*** Block opens ***
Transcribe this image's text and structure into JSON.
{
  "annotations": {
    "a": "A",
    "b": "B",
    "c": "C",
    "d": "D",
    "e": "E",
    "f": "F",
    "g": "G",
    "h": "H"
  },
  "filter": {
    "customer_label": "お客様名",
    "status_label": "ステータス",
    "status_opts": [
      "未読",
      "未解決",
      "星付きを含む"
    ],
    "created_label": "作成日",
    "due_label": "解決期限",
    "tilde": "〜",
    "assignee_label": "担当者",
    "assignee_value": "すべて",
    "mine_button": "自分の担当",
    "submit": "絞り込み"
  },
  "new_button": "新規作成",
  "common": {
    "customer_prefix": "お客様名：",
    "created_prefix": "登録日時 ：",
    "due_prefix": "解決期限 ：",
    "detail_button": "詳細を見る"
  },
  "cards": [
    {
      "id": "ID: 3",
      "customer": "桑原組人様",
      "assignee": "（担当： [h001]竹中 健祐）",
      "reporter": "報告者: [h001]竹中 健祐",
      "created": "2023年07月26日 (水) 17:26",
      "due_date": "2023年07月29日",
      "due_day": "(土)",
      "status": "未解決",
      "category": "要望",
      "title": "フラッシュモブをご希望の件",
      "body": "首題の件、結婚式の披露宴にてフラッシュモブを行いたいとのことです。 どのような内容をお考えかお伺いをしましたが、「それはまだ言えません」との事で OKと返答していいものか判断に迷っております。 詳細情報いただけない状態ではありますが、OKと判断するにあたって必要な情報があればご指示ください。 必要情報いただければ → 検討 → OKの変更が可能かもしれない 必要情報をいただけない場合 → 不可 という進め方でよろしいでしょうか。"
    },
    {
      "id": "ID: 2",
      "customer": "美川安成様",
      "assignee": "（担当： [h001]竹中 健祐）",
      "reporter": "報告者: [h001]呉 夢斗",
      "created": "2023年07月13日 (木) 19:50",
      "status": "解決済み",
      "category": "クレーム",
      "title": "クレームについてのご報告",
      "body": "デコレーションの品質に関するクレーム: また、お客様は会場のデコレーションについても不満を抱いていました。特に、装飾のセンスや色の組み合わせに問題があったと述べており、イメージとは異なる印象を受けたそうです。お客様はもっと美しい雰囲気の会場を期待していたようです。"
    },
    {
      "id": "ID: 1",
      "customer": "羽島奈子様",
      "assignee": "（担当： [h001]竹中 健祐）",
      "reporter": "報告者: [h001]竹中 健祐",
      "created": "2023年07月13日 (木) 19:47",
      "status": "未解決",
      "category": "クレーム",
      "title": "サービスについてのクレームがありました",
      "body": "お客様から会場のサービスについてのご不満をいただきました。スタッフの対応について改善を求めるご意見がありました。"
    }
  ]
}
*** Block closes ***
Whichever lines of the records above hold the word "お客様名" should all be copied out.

    "customer_label": "お客様名",
    "customer_prefix": "お客様名：",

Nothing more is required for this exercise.